From first line to last, copy the material below exactly.

[Start of section]

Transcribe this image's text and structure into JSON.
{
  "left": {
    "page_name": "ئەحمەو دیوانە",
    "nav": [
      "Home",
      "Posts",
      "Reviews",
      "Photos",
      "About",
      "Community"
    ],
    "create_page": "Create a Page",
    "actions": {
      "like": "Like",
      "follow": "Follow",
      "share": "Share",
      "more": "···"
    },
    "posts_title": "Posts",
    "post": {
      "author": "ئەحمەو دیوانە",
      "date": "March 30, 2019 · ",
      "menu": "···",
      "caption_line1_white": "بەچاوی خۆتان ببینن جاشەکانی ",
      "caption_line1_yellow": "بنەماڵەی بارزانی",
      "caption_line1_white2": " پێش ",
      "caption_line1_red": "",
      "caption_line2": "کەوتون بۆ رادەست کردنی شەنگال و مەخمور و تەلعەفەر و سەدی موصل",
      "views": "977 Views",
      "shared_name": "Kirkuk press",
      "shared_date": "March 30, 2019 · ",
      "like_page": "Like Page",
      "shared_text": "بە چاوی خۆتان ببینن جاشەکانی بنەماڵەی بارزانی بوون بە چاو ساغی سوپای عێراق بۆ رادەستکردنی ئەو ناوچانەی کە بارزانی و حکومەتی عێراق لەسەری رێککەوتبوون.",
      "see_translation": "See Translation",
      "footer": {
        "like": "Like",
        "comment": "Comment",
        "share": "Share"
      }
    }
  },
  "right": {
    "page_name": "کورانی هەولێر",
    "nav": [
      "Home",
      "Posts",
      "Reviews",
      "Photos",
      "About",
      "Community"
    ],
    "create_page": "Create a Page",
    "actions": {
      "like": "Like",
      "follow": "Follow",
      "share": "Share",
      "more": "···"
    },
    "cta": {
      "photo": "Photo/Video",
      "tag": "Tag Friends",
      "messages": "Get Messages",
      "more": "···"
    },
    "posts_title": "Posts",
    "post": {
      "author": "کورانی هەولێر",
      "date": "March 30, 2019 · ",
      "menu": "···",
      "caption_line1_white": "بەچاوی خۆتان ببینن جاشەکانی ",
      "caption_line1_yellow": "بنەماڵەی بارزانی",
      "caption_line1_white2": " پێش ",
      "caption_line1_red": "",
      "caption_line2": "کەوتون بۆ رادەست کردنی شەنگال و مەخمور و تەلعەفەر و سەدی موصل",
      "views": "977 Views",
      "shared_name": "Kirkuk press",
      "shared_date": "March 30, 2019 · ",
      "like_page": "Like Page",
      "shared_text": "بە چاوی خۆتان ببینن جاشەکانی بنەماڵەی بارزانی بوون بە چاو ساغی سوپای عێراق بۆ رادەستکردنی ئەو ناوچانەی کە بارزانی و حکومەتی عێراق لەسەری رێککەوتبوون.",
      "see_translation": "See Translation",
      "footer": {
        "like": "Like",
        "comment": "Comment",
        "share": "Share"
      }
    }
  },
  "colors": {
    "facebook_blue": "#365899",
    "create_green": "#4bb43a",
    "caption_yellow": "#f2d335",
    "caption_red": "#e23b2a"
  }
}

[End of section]

Task answer:
Transcribe this image's text and structure into JSON.
{
  "left": {
    "page_name": "ئەحمەو دیوانە",
    "nav": [
      "Home",
      "Posts",
      "Reviews",
      "Photos",
      "About",
      "Community"
    ],
    "create_page": "Create a Page",
    "actions": {
      "like": "Like",
      "follow": "Follow",
      "share": "Share",
      "more": "···"
    },
    "posts_title": "Posts",
    "post": {
      "author": "ئەحمەو دیوانە",
      "date": "March 30, 2019 · ",
      "menu": "···",
      "caption_line1_white": "بەچاوی خۆتان ببینن جاشەکانی ",
      "caption_line1_yellow": "بنەماڵەی بارزانی",
      "caption_line1_white2": " پێش ",
      "caption_line1_red": "",
      "caption_line2": "کەوتون بۆ رادەست کردنی شەنگال و مەخمور و تەلعەفەر و سەدی موصل",
      "views": "977 Views",
      "shared_name": "Kirkuk press",
      "shared_date": "March 30, 2019 · ",
      "like_page": "Like Page",
      "shared_text": "بە چاوی خۆتان ببینن جاشەکانی بنەماڵەی بارزانی بوون بە چاو ساغی سوپای عێراق بۆ رادەستکردنی ئەو ناوچانەی کە بارزانی و حکومەتی عێراق لەسەری رێککەوتبوون.",
      "see_translation": "See Translation",
      "footer": {
        "like": "Like",
        "comment": "Comment",
        "share": "Share"
      }
    }
  },
  "right": {
    "page_name": "کورانی هەولێر",
    "nav": [
      "Home",
      "Posts",
      "Reviews",
      "Photos",
      "About",
      "Community"
    ],
    "create_page": "Create a Page",
    "actions": {
      "like": "Like",
      "follow": "Follow",
      "share": "Share",
      "more": "···"
    },
    "cta": {
      "photo": "Photo/Video",
      "tag": "Tag Friends",
      "messages": "Get Messages",
      "more": "···"
    },
    "posts_title": "Posts",
    "post": {
      "author": "کورانی هەولێر",
      "date": "March 30, 2019 · ",
      "menu": "···",
      "caption_line1_white": "بەچاوی خۆتان ببینن جاشەکانی ",
      "caption_line1_yellow": "بنەماڵەی بارزانی",
      "caption_line1_white2": " پێش ",
      "caption_line1_red": "",
      "caption_line2": "کەوتون بۆ رادەست کردنی شەنگال و مەخمور و تەلعەفەر و سەدی موصل",
      "views": "977 Views",
      "shared_name": "Kirkuk press",
      "shared_date": "March 30, 2019 · ",
      "like_page": "Like Page",
      "shared_text": "بە چاوی خۆتان ببینن جاشەکانی بنەماڵەی بارزانی بوون بە چاو ساغی سوپای عێراق بۆ رادەستکردنی ئەو ناوچانەی کە بارزانی و حکومەتی عێراق لەسەری رێککەوتبوون.",
      "see_translation": "See Translation",
      "footer": {
        "like": "Like",
        "comment": "Comment",
        "share": "Share"
      }
    }
  },
  "colors": {
    "facebook_blue": "#365899",
    "create_green": "#4bb43a",
    "caption_yellow": "#f2d335",
    "caption_red": "#e23b2a"
  }
}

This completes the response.